During the COVID-19 pandemic, children and young people were isolated due to the closure of schools. For many, the isolation had long-term effects, including increases in reported depression and anxiety.

Supporting Mental and Behavioral Health

In fact, according to the 2023 California Children and Youth Behavioral Health Initiative report, “Youth at the Center: Calls-to-action for a reimagined behavioral health ecosystem from children, youth and families across California,” California has seen the second largest increase in depression and anxiety among youth in the nation, and 65% of California’s young people with depression go without mental health treatment due to lack of access to services.

While much of the region returns to normalcy, nonprofit organizations are working with local young people to address the mental and behavioral health issues that they are experiencing. Local provider and Healthy Children & Families Initiative grantee, Mending Matters, has expanded its services to 40 high schools throughout San Diego County.

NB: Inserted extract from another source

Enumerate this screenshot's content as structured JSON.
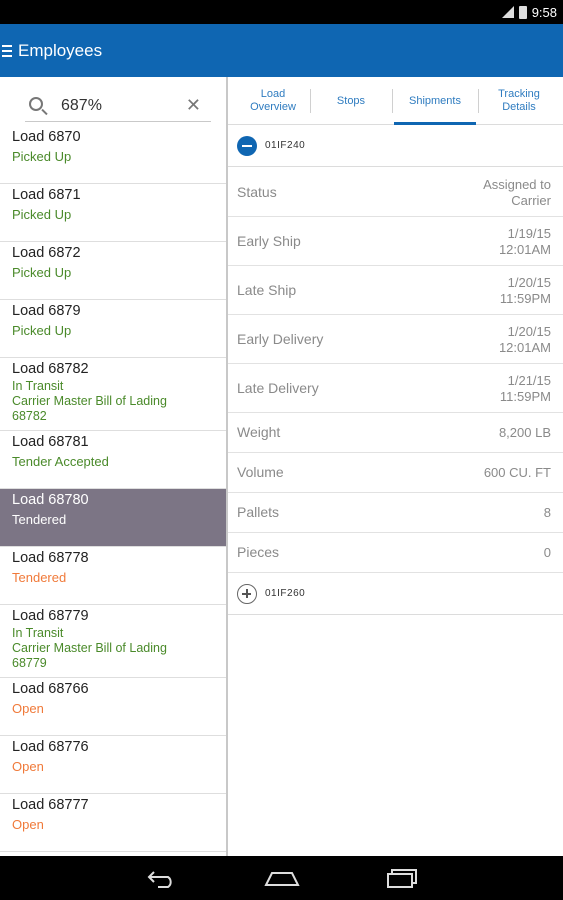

“People in Mending Matters are good people and they help you with everyday problems and just help you realize what you need to do as a person to set yourself up for a good future,” said one local high school student about their experience.

Mending Matters gives students the opportunity to speak openly about their experiences in a confidential and safe environment. It’s work is helping students, parents and caregivers, and school officials understand the acuity of mental and behavioral health issues in local middle and high schools.

Youth Supporting Youth

During the past academic year, Mending Matters implemented its Living Is For Everyone (LIFE) program in local middle and high schools. The LIFE program supports a youth-led plan that utilizes schoolwide mental health needs assessments and existing school platforms to share culturally responsive mental health resources that reflect the school’s unique community and its identity, strengths and engagement styles.

Between September and December 2022, LIFE advisors and Mending Matters facilitators shared a voluntary, anonymous, youth-informed, school-wide needs assessment called “We Hear YOUth.” More than 12,000 students in sixth through 12th grades completed the survey. The survey is designed to assess needs, while also building young people’s inner dialogue regarding existing resources in their school, community, and within themselves – all while normalizing conversations about mental health to challenge the stigma that exists around the topic.

At San Diego High School, the assessment shared what areas of life with which students need the most support. The students’ self-reported responses included:

  • 60% seeking support for stress and anxiety
  • 53% seeking support for energy and motivation
  • 50% seeking support for overthinking or racing thoughts

The students who took the needs assessment also received access to virtual mental health awareness resources, such as 24/7 resources like crisis lines, phone apps and peer support statements.

“Mending Matters can definitely add positivity to your campus,” said another student participant.

Real Results

Thanks to Mending Matters’ work, school leaders, parents and caregivers, and students have a better sense of students’ mental and behavioral health needs. It also helps those involved understand not only the degree and need of students’ mental and behavioral health needs, but also shares the community’s strengths. For example, for the nearly 1,200 students at San Diego High School who participated in the needs assessment:

  • 72% reported being good listeners
  • 61% reported being loyal
  • 60% reported being trustworthy

After reviewing the needs assessment, some students have created new clubs centered on their communities’ needs; school librarians have expanded their collections to include books about self-care, mental health support and resources; and students have referred themselves or their peers to campus mental health resources, among other activities.

For local young people, Mending Matters makes a difference.

“It just can change everything,” said a local student about the nonprofit.

Healthy Children & Families Initiative

Launched in the fall of 2021 with our child tax credit outreach project, the Healthy Children & Families Initiative supports the SDF Strategic Plan by advancing community resilience through health equity and increases the quality of life for children and families through expanded access to supportive services, including:

  • Connection to direct financial assistance
  • Equitable access to affordable and high-quality healthcare, including mental and behavioral health services
  • Addressing trauma and increasing access to equity-centered, trauma-informed services for children and families

Learn more about the Healthy Children & Families Initiative.